### What is required
Reproduce each line of the material that follows, word for word.

>>>>>

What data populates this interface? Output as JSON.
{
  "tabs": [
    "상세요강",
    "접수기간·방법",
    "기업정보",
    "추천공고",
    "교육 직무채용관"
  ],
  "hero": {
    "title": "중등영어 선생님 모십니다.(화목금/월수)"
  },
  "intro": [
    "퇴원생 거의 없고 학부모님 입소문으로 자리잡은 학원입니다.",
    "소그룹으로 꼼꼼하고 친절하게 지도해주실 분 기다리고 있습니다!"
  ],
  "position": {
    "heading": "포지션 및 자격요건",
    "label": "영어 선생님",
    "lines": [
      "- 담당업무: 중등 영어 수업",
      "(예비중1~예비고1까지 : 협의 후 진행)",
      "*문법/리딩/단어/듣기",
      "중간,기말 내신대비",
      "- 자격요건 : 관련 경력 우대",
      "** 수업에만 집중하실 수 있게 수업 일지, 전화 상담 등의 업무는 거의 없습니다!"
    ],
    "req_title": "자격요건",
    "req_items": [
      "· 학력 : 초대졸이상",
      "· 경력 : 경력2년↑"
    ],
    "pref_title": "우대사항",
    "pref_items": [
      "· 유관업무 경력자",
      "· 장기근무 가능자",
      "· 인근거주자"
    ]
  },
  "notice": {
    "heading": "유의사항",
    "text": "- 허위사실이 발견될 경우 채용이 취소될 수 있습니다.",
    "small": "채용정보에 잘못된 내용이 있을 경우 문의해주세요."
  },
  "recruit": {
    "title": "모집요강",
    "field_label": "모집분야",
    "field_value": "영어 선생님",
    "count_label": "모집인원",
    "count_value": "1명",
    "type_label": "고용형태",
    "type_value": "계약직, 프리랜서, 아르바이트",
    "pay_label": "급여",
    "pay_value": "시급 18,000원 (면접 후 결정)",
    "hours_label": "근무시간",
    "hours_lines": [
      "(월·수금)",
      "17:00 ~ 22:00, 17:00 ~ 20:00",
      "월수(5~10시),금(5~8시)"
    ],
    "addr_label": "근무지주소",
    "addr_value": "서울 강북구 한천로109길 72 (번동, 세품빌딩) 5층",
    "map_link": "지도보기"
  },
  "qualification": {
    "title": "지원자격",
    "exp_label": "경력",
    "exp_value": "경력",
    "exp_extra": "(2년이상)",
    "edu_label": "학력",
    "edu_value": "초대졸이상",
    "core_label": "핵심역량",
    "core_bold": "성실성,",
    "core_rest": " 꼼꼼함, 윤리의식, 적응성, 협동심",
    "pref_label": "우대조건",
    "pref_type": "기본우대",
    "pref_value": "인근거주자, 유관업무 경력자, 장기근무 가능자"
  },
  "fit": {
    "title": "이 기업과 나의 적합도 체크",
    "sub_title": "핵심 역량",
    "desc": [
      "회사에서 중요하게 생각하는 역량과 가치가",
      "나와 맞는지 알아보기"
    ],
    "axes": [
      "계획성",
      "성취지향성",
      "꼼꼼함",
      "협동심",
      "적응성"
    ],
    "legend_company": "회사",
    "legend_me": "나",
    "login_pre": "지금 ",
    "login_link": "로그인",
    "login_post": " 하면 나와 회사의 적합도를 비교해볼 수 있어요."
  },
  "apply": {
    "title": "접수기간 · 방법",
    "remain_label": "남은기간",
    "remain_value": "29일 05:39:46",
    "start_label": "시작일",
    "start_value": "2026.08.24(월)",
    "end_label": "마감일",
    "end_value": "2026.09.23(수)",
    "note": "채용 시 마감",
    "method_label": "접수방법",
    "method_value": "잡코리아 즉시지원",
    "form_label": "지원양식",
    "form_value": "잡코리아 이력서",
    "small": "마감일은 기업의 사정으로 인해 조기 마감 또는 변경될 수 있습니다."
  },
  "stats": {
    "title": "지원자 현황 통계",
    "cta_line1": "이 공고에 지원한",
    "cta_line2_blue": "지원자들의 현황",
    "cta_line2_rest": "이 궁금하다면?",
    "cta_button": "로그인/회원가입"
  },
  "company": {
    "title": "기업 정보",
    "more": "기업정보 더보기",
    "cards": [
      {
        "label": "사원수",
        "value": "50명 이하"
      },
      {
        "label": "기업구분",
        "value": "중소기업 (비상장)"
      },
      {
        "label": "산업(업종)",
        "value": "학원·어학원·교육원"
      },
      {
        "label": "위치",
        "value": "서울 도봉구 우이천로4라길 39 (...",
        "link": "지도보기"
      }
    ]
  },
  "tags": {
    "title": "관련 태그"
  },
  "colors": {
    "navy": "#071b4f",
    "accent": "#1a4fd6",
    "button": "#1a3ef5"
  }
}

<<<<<

### Result of this exercise
What data populates this interface? Output as JSON.
{
  "tabs": [
    "상세요강",
    "접수기간·방법",
    "기업정보",
    "추천공고",
    "교육 직무채용관"
  ],
  "hero": {
    "title": "중등영어 선생님 모십니다.(화목금/월수)"
  },
  "intro": [
    "퇴원생 거의 없고 학부모님 입소문으로 자리잡은 학원입니다.",
    "소그룹으로 꼼꼼하고 친절하게 지도해주실 분 기다리고 있습니다!"
  ],
  "position": {
    "heading": "포지션 및 자격요건",
    "label": "영어 선생님",
    "lines": [
      "- 담당업무: 중등 영어 수업",
      "(예비중1~예비고1까지 : 협의 후 진행)",
      "*문법/리딩/단어/듣기",
      "중간,기말 내신대비",
      "- 자격요건 : 관련 경력 우대",
      "** 수업에만 집중하실 수 있게 수업 일지, 전화 상담 등의 업무는 거의 없습니다!"
    ],
    "req_title": "자격요건",
    "req_items": [
      "· 학력 : 초대졸이상",
      "· 경력 : 경력2년↑"
    ],
    "pref_title": "우대사항",
    "pref_items": [
      "· 유관업무 경력자",
      "· 장기근무 가능자",
      "· 인근거주자"
    ]
  },
  "notice": {
    "heading": "유의사항",
    "text": "- 허위사실이 발견될 경우 채용이 취소될 수 있습니다.",
    "small": "채용정보에 잘못된 내용이 있을 경우 문의해주세요."
  },
  "recruit": {
    "title": "모집요강",
    "field_label": "모집분야",
    "field_value": "영어 선생님",
    "count_label": "모집인원",
    "count_value": "1명",
    "type_label": "고용형태",
    "type_value": "계약직, 프리랜서, 아르바이트",
    "pay_label": "급여",
    "pay_value": "시급 18,000원 (면접 후 결정)",
    "hours_label": "근무시간",
    "hours_lines": [
      "(월·수금)",
      "17:00 ~ 22:00, 17:00 ~ 20:00",
      "월수(5~10시),금(5~8시)"
    ],
    "addr_label": "근무지주소",
    "addr_value": "서울 강북구 한천로109길 72 (번동, 세품빌딩) 5층",
    "map_link": "지도보기"
  },
  "qualification": {
    "title": "지원자격",
    "exp_label": "경력",
    "exp_value": "경력",
    "exp_extra": "(2년이상)",
    "edu_label": "학력",
    "edu_value": "초대졸이상",
    "core_label": "핵심역량",
    "core_bold": "성실성,",
    "core_rest": " 꼼꼼함, 윤리의식, 적응성, 협동심",
    "pref_label": "우대조건",
    "pref_type": "기본우대",
    "pref_value": "인근거주자, 유관업무 경력자, 장기근무 가능자"
  },
  "fit": {
    "title": "이 기업과 나의 적합도 체크",
    "sub_title": "핵심 역량",
    "desc": [
      "회사에서 중요하게 생각하는 역량과 가치가",
      "나와 맞는지 알아보기"
    ],
    "axes": [
      "계획성",
      "성취지향성",
      "꼼꼼함",
      "협동심",
      "적응성"
    ],
    "legend_company": "회사",
    "legend_me": "나",
    "login_pre": "지금 ",
    "login_link": "로그인",
    "login_post": " 하면 나와 회사의 적합도를 비교해볼 수 있어요."
  },
  "apply": {
    "title": "접수기간 · 방법",
    "remain_label": "남은기간",
    "remain_value": "29일 05:39:46",
    "start_label": "시작일",
    "start_value": "2026.08.24(월)",
    "end_label": "마감일",
    "end_value": "2026.09.23(수)",
    "note": "채용 시 마감",
    "method_label": "접수방법",
    "method_value": "잡코리아 즉시지원",
    "form_label": "지원양식",
    "form_value": "잡코리아 이력서",
    "small": "마감일은 기업의 사정으로 인해 조기 마감 또는 변경될 수 있습니다."
  },
  "stats": {
    "title": "지원자 현황 통계",
    "cta_line1": "이 공고에 지원한",
    "cta_line2_blue": "지원자들의 현황",
    "cta_line2_rest": "이 궁금하다면?",
    "cta_button": "로그인/회원가입"
  },
  "company": {
    "title": "기업 정보",
    "more": "기업정보 더보기",
    "cards": [
      {
        "label": "사원수",
        "value": "50명 이하"
      },
      {
        "label": "기업구분",
        "value": "중소기업 (비상장)"
      },
      {
        "label": "산업(업종)",
        "value": "학원·어학원·교육원"
      },
      {
        "label": "위치",
        "value": "서울 도봉구 우이천로4라길 39 (...",
        "link": "지도보기"
      }
    ]
  },
  "tags": {
    "title": "관련 태그"
  },
  "colors": {
    "navy": "#071b4f",
    "accent": "#1a4fd6",
    "button": "#1a3ef5"
  }
}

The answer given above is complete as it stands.